**The task**. Would you print the records below without changing anything?

___ Data listing ___

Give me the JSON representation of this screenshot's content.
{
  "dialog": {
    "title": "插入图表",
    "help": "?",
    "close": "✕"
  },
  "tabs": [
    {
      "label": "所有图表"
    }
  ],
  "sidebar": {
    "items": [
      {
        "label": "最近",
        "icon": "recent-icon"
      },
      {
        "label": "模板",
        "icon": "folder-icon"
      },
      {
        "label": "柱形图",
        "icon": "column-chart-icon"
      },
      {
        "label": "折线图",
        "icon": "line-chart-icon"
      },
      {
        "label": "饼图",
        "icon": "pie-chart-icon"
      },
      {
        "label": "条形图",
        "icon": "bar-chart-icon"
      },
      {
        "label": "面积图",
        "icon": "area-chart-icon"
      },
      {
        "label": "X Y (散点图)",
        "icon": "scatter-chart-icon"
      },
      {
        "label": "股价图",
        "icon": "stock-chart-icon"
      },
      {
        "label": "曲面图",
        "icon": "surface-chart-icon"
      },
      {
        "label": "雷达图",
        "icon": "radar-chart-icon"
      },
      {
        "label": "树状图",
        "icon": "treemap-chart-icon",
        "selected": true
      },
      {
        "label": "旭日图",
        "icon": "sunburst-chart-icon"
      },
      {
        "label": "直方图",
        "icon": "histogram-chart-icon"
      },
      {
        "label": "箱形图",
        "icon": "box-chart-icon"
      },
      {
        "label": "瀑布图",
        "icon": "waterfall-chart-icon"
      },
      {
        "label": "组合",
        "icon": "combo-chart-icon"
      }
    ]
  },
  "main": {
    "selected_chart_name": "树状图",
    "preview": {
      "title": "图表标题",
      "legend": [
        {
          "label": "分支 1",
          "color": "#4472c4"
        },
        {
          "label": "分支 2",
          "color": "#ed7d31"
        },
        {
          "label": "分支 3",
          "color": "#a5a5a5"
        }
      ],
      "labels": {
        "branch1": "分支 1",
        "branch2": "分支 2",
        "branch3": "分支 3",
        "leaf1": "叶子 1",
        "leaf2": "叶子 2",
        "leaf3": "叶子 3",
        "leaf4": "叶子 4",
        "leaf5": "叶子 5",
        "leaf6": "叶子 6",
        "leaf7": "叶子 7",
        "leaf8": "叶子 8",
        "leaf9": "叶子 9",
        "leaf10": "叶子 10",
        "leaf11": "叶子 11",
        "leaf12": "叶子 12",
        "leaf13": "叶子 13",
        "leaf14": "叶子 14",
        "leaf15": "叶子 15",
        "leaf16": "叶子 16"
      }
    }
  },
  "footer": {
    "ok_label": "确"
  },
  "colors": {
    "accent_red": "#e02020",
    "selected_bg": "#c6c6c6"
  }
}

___

**Solution to this exercise**.
Give me the JSON representation of this screenshot's content.
{
  "dialog": {
    "title": "插入图表",
    "help": "?",
    "close": "✕"
  },
  "tabs": [
    {
      "label": "所有图表"
    }
  ],
  "sidebar": {
    "items": [
      {
        "label": "最近",
        "icon": "recent-icon"
      },
      {
        "label": "模板",
        "icon": "folder-icon"
      },
      {
        "label": "柱形图",
        "icon": "column-chart-icon"
      },
      {
        "label": "折线图",
        "icon": "line-chart-icon"
      },
      {
        "label": "饼图",
        "icon": "pie-chart-icon"
      },
      {
        "label": "条形图",
        "icon": "bar-chart-icon"
      },
      {
        "label": "面积图",
        "icon": "area-chart-icon"
      },
      {
        "label": "X Y (散点图)",
        "icon": "scatter-chart-icon"
      },
      {
        "label": "股价图",
        "icon": "stock-chart-icon"
      },
      {
        "label": "曲面图",
        "icon": "surface-chart-icon"
      },
      {
        "label": "雷达图",
        "icon": "radar-chart-icon"
      },
      {
        "label": "树状图",
        "icon": "treemap-chart-icon",
        "selected": true
      },
      {
        "label": "旭日图",
        "icon": "sunburst-chart-icon"
      },
      {
        "label": "直方图",
        "icon": "histogram-chart-icon"
      },
      {
        "label": "箱形图",
        "icon": "box-chart-icon"
      },
      {
        "label": "瀑布图",
        "icon": "waterfall-chart-icon"
      },
      {
        "label": "组合",
        "icon": "combo-chart-icon"
      }
    ]
  },
  "main": {
    "selected_chart_name": "树状图",
    "preview": {
      "title": "图表标题",
      "legend": [
        {
          "label": "分支 1",
          "color": "#4472c4"
        },
        {
          "label": "分支 2",
          "color": "#ed7d31"
        },
        {
          "label": "分支 3",
          "color": "#a5a5a5"
        }
      ],
      "labels": {
        "branch1": "分支 1",
        "branch2": "分支 2",
        "branch3": "分支 3",
        "leaf1": "叶子 1",
        "leaf2": "叶子 2",
        "leaf3": "叶子 3",
        "leaf4": "叶子 4",
        "leaf5": "叶子 5",
        "leaf6": "叶子 6",
        "leaf7": "叶子 7",
        "leaf8": "叶子 8",
        "leaf9": "叶子 9",
        "leaf10": "叶子 10",
        "leaf11": "叶子 11",
        "leaf12": "叶子 12",
        "leaf13": "叶子 13",
        "leaf14": "叶子 14",
        "leaf15": "叶子 15",
        "leaf16": "叶子 16"
      }
    }
  },
  "footer": {
    "ok_label": "确"
  },
  "colors": {
    "accent_red": "#e02020",
    "selected_bg": "#c6c6c6"
  }
}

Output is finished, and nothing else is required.